Learn the Basics of Poker


Poker is a game of chance and risk, with the potential to make large amounts of money. It can be played by two or more players. Each player places a wager before being dealt cards. There are a number of different poker games, with each requiring slightly different rules and strategy. However, many of the basic principles remain the same.

In poker, the aim is to make a high-ranking hand of five cards. The best hand wins the pot, which is paid out to the winner. However, in the early rounds it is important to make your opponents think that you have a strong hand and to bet aggressively. This will help you to steal their chips when they have weaker hands and make it harder for them to call your bluffs.

One of the most important things to learn about poker is how to read other players. This involves not only looking at the way they play their hand, but also analyzing their behavior. You can use this information to work out what they are likely to have in their hand and how they will react to certain bets. This can help you to make better decisions about how much to raise or fold when you have a good hand.

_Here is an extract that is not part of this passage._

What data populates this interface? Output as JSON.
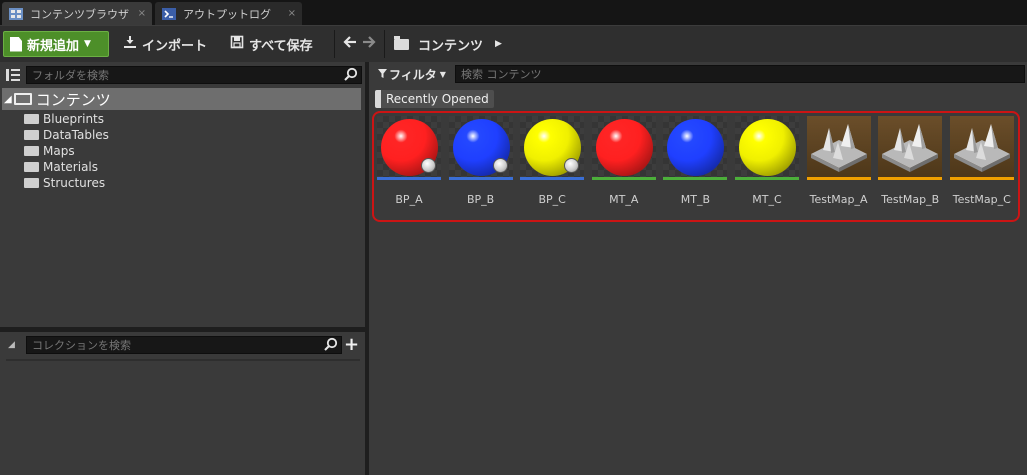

Another key skill is knowing how to read flops and rivers. This involves calculating how likely it is that your opponent will have a good hand when the flop comes. If you can predict this, you can bet more aggressively, and potentially scare off other players who may be on a draw to a higher hand.

A good poker player is always looking for weaknesses in other players’ games. This can be anything from physical tells to their pre-flop betting habits. By identifying and exploiting these weaknesses, you can improve your own poker performance.

If you want to be a good poker player, you need to be able to control your emotions at the table. Getting frustrated at losing a hand can cause you to lose focus and ruin your strategy. If you can’t keep your emotions in check, you will end up throwing away all the hours you have spent learning how to play poker.

The game of poker involves a lot of reading and understanding the rules. In addition, you need to be able to develop quick instincts. In order to do this, you need to practice playing the game and watch experienced players to see how they react. You can then take note of how they act and try to replicate their actions in your own play. This will help you to develop fast instincts and become a better poker player. The more you play and watch, the faster you will be able to respond and make good decisions. This will lead to you winning more often and making more money in the long run. This is why poker is such a fun and exciting game to play.